● THE PROBLEM:
Within the material below, find each line bearing the word "name" and present it.

● DATA FOR THIS TASK:
■ ■ ■ ■ ■

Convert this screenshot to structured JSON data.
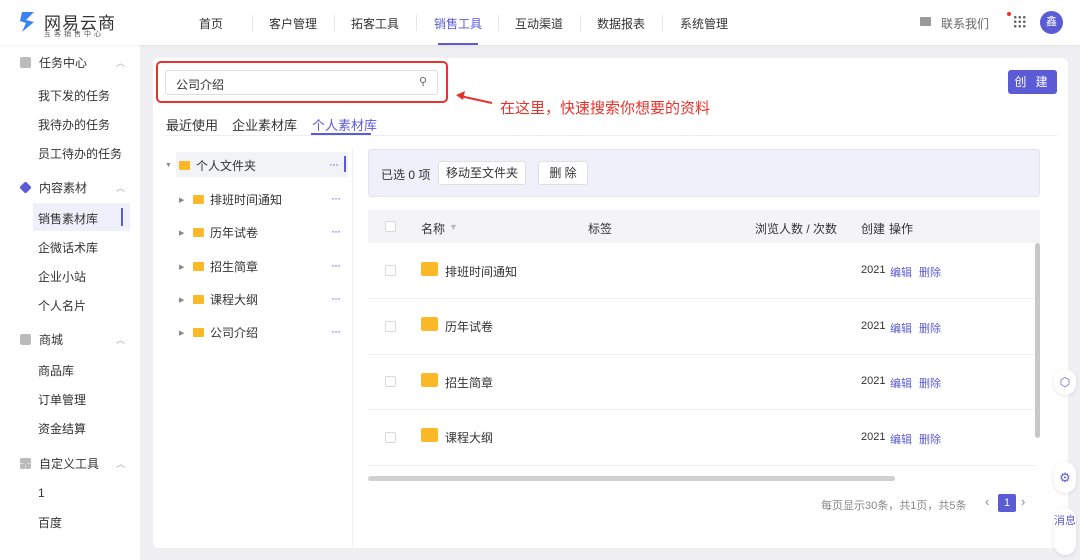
{
  "header": {
    "brand": "网易云商",
    "brand_sub": "互客销售中心",
    "nav": [
      "首页",
      "客户管理",
      "拓客工具",
      "销售工具",
      "互动渠道",
      "数据报表",
      "系统管理"
    ],
    "active_nav": "销售工具",
    "contact": "联系我们",
    "avatar": "鑫"
  },
  "sidebar": {
    "groups": [
      {
        "label": "任务中心",
        "items": [
          "我下发的任务",
          "我待办的任务",
          "员工待办的任务"
        ]
      },
      {
        "label": "内容素材",
        "items": [
          "销售素材库",
          "企微话术库",
          "企业小站",
          "个人名片"
        ]
      },
      {
        "label": "商城",
        "items": [
          "商品库",
          "订单管理",
          "资金结算"
        ]
      },
      {
        "label": "自定义工具",
        "items": [
          "1",
          "百度"
        ]
      }
    ],
    "active_item": "销售素材库"
  },
  "main": {
    "search_value": "公司介绍",
    "annotation": "在这里，快速搜索你想要的资料",
    "create_label": "创 建",
    "tabs": [
      "最近使用",
      "企业素材库",
      "个人素材库"
    ],
    "active_tab": "个人素材库",
    "tree": {
      "root": "个人文件夹",
      "children": [
        "排班时间通知",
        "历年试卷",
        "招生简章",
        "课程大纲",
        "公司介绍"
      ]
    },
    "toolbar": {
      "selected": "已选 0 项",
      "move": "移动至文件夹",
      "delete": "删 除"
    },
    "columns": [
      "名称",
      "标签",
      "浏览人数 / 次数",
      "创建",
      "操作"
    ],
    "rows": [
      {
        "name": "排班时间通知",
        "created": "2021",
        "edit": "编辑",
        "del": "删除"
      },
      {
        "name": "历年试卷",
        "created": "2021",
        "edit": "编辑",
        "del": "删除"
      },
      {
        "name": "招生简章",
        "created": "2021",
        "edit": "编辑",
        "del": "删除"
      },
      {
        "name": "课程大纲",
        "created": "2021",
        "edit": "编辑",
        "del": "删除"
      }
    ],
    "pagination": {
      "info": "每页显示30条，共1页，共5条",
      "page": "1"
    }
  },
  "float": {
    "message": "消息"
  },
  "colors": {
    "accent": "#5b5bd6",
    "annotation": "#e8322c",
    "folder": "#fbb928"
  }
}
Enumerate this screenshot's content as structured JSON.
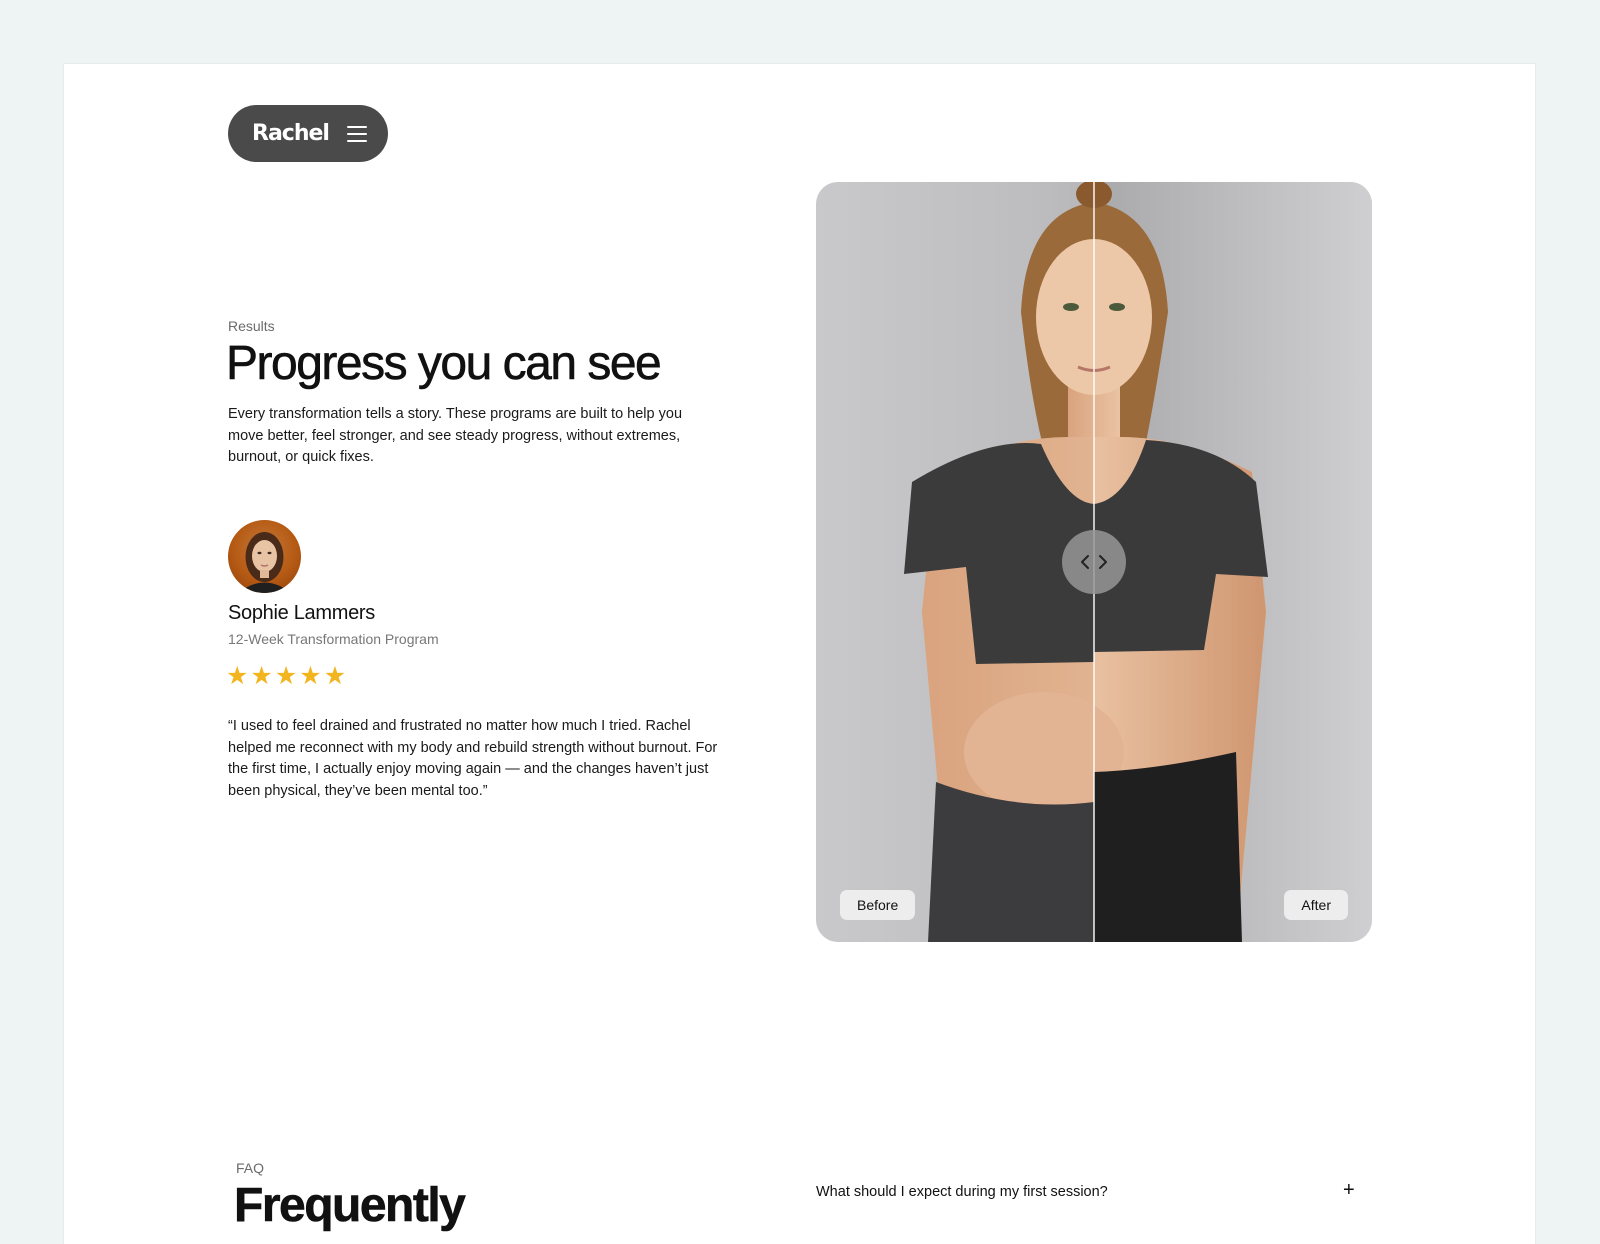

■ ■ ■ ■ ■

● ANSWER BOX:
        "name": "排班时间通知",
        "name": "历年试卷",
        "name": "招生简章",
        "name": "课程大纲",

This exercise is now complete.